You’ll spend more than nine hours just watching the events of the story as they originally aired on HBO last season, but you can easily invest even longer exploring the dragon’s hoard of special features included in this set. As the story unfolds, an in-episode guide lets you click and get background information on the characters, locations and background of the scene you’re watching, and each episode also includes audio commentaries by various members of the creative team, along with cast members including Dinklage, Clarke, Harington and Alfie Allen, whose rash, hotheaded Theon Greyjoy has a major storyline of his own.

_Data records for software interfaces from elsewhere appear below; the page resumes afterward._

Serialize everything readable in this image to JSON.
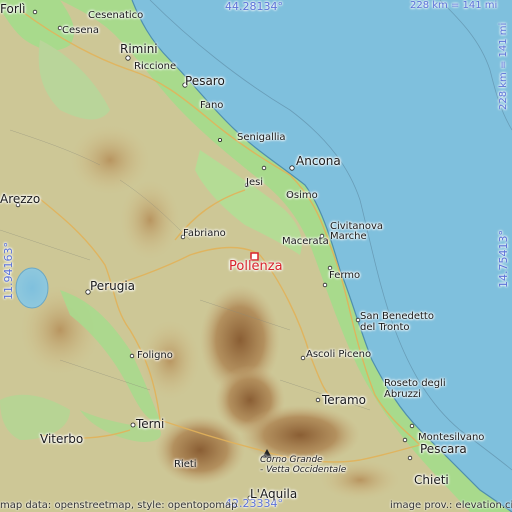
{
  "coordinates": {
    "top": "44.28134°",
    "bottom": "42.23334°",
    "left": "11.94163°",
    "right": "14.75413°"
  },
  "scale": {
    "horizontal": "228 km = 141 mi",
    "vertical": "228 km = 141 mi"
  },
  "focus_place": "Pollenza",
  "places": {
    "forli": "Forlì",
    "cesenatico": "Cesenatico",
    "cesena": "Cesena",
    "rimini": "Rimini",
    "riccione": "Riccione",
    "pesaro": "Pesaro",
    "fano": "Fano",
    "senigallia": "Senigallia",
    "ancona": "Ancona",
    "jesi": "Jesi",
    "osimo": "Osimo",
    "arezzo": "Arezzo",
    "fabriano": "Fabriano",
    "macerata": "Macerata",
    "civitanova": "Civitanova\nMarche",
    "fermo": "Fermo",
    "perugia": "Perugia",
    "foligno": "Foligno",
    "san_benedetto": "San Benedetto\ndel Tronto",
    "ascoli": "Ascoli Piceno",
    "roseto": "Roseto degli\nAbruzzi",
    "teramo": "Teramo",
    "terni": "Terni",
    "montesilvano": "Montesilvano",
    "pescara": "Pescara",
    "chieti": "Chieti",
    "viterbo": "Viterbo",
    "rieti": "Rieti",
    "laquila": "L'Aquila",
    "corno_grande": "Corno Grande\n- Vetta Occidentale"
  },
  "credits": {
    "left": "map data: openstreetmap, style: opentopomap",
    "right": "image prov.: elevation.city"
  },
  "colors": {
    "sea": "#7fc0dd",
    "lowland": "#9fd98a",
    "hills": "#c9c896",
    "mountains": "#a9834f",
    "focus": "#d8242c",
    "coord": "#5b72d8"
  }
}
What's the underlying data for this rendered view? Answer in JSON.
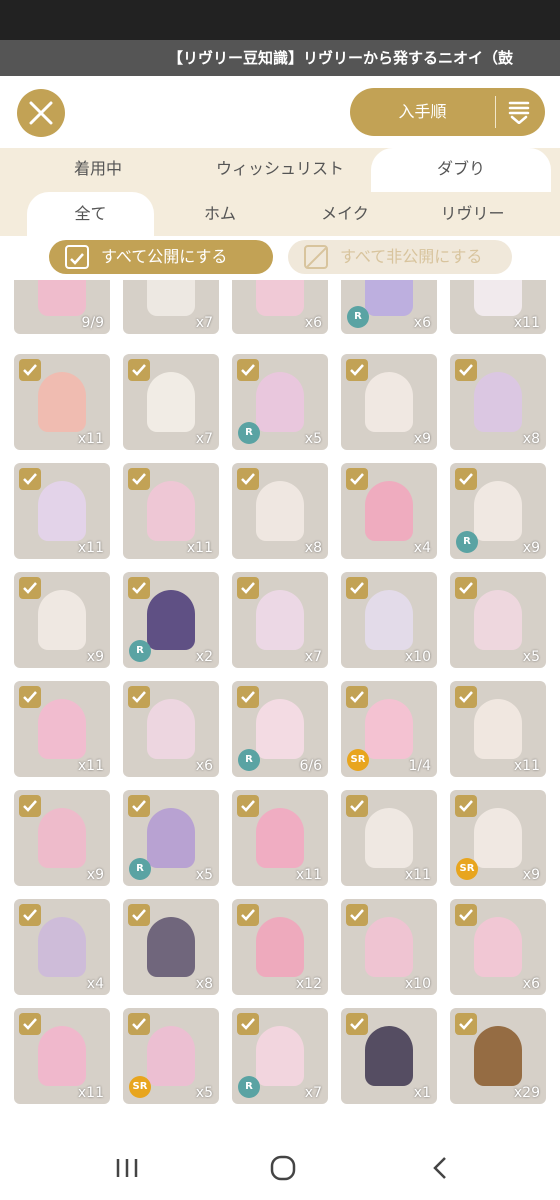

There’s also a roundtable discussion in which Michelle Fairley (Catelyn Stark) and Liam Cunningham (Davos Seaworth, a new character) join Clarke, Harington and Headey for a chat offering a behind-the-scenes perspective on the season, as well as a short documentary on the staggering logistics that went into creating the Battle of Blackwater Bay in episode 9. You’ll also find a fascinating feature on the religions of Westeros, which begin to assume greater prominence during this season, a comprehensive interactive guide called “War of the Five Kings” that will help you follow the complex political and military forces at work, and an engrossing section called simply “Histories and Lore,” 19 animated histories detailing the mythologies of this world as told from varying perspectives of the characters themselves. The only downside of these supplementary material is that you’ll find yourself falling down the proverbial rabbit hole and losing several hours before you know it, so be sure to set aside adequate free time before you start exploring.